Sometimes it can be easy to believe that China is the land where all is forbidden and everything is possible. But on occasion one can push a little too far, dear readers—as demonstrated amply by the plethora of punitive action witnessed this week.
Take, for example, China’s securities regulator, which recently saw its chief finally ousted following a months-long period packed with increasingly shambolic attempts to prop up the mainland’s stock markets. Though we wonder how long the new guy will last given that Shanghai’s benchmark index fell nearly 6% Thursday.
Even the most vaunted of policymakers aren’t invulnerable, as the state council found out this week after announcing an impromptu end to gated housing communities nationwide. The ever-more entitled middle-class masses were of course having none of that, gathering a host of legal experts to fight back in the media. But we think the real victims would be the tens (if not hundreds) of thousands of largely ornamental gateway guards who’d be out of a job if the new rules went through.
And even size proved no saving grace as the region’s mega-banks suffered blow back from their business practices: Standard Chartered saw its China dependence blow up in its face with the first annual loss in nearly three decades, and HSBC found itself under investigation by the SEC for hiring practices in the region.
Still, it’s not as if the threat of disastrous consequences now looms so large as to actually stop much of anyone from not doing something they shouldn’t. China’s investors are still piling trillions into its burgeoning trust industry; corporate debt rose to 160% of China’s GDP last year; and even revelations about data leaks sprung by Baidu’s browser seemed to have little impact on share prices in New York, which leaped after the search giant released its Q4 earnings.

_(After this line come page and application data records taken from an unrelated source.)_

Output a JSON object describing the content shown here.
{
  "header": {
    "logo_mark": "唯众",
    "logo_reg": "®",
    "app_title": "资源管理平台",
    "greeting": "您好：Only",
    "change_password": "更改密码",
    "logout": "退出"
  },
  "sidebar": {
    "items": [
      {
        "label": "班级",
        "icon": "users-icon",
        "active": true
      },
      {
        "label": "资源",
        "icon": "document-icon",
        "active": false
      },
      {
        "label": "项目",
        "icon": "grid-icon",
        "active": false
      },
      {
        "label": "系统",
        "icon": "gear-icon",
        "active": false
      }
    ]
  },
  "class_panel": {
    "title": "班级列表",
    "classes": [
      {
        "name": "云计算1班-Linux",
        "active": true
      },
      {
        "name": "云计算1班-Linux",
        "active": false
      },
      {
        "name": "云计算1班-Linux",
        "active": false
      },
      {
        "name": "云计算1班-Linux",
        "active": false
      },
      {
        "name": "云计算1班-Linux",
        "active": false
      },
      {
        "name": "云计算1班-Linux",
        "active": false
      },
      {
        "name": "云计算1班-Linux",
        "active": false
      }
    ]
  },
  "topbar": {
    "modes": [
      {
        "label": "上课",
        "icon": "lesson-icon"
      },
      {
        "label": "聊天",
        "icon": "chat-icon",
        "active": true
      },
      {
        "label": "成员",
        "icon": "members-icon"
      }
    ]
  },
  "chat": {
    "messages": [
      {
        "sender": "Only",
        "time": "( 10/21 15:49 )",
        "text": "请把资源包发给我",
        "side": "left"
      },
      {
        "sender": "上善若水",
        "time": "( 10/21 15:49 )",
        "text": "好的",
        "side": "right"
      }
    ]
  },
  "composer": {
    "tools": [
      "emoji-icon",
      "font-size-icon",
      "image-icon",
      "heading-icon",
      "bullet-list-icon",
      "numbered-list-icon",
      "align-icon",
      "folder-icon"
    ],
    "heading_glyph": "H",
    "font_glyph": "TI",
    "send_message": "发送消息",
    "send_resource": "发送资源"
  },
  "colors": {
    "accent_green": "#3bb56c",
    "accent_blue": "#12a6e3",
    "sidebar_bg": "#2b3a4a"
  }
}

But be warned, dear readers. With a party as capricious and opaque as the one in Beijing, today’s “yes” could prove tomorrow’s “no”. Just ask the chairman of Fude Insurance—though you might have to wait a while, what with his having been detained.